■ Recorded data:
□ □ □ □ □ □ □
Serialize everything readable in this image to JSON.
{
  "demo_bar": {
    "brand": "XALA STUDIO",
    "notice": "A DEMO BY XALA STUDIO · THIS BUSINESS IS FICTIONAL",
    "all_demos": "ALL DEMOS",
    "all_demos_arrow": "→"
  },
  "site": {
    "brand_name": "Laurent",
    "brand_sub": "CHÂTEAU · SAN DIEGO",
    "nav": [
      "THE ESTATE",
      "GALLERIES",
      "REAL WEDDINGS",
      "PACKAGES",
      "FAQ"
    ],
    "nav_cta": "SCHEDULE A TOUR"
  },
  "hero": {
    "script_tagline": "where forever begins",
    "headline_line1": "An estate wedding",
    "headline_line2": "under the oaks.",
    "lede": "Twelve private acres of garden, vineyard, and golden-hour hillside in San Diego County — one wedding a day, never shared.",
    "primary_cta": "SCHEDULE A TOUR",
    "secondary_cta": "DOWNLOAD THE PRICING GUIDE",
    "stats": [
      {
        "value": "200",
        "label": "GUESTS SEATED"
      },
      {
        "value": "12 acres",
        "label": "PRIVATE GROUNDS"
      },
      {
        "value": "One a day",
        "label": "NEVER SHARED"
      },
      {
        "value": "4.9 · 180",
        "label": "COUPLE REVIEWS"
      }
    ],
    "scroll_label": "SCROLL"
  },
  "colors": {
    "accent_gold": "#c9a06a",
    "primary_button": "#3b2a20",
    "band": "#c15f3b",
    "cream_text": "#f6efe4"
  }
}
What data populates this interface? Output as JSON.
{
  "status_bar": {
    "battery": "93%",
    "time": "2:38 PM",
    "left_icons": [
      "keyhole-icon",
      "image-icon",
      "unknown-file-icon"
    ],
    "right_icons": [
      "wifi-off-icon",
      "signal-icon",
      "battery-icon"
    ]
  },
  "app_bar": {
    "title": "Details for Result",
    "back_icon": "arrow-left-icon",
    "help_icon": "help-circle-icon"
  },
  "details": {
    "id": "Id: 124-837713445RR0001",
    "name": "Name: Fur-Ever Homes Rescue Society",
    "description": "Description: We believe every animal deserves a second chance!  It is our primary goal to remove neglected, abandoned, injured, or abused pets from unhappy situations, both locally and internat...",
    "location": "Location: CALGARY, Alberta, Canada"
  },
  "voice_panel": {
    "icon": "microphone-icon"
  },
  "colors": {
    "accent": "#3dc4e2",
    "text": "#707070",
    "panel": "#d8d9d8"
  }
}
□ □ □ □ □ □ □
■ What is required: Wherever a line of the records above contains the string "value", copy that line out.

■ Solution for this exercise:
        "value": "200",
        "value": "12 acres",
        "value": "One a day",
        "value": "4.9 · 180",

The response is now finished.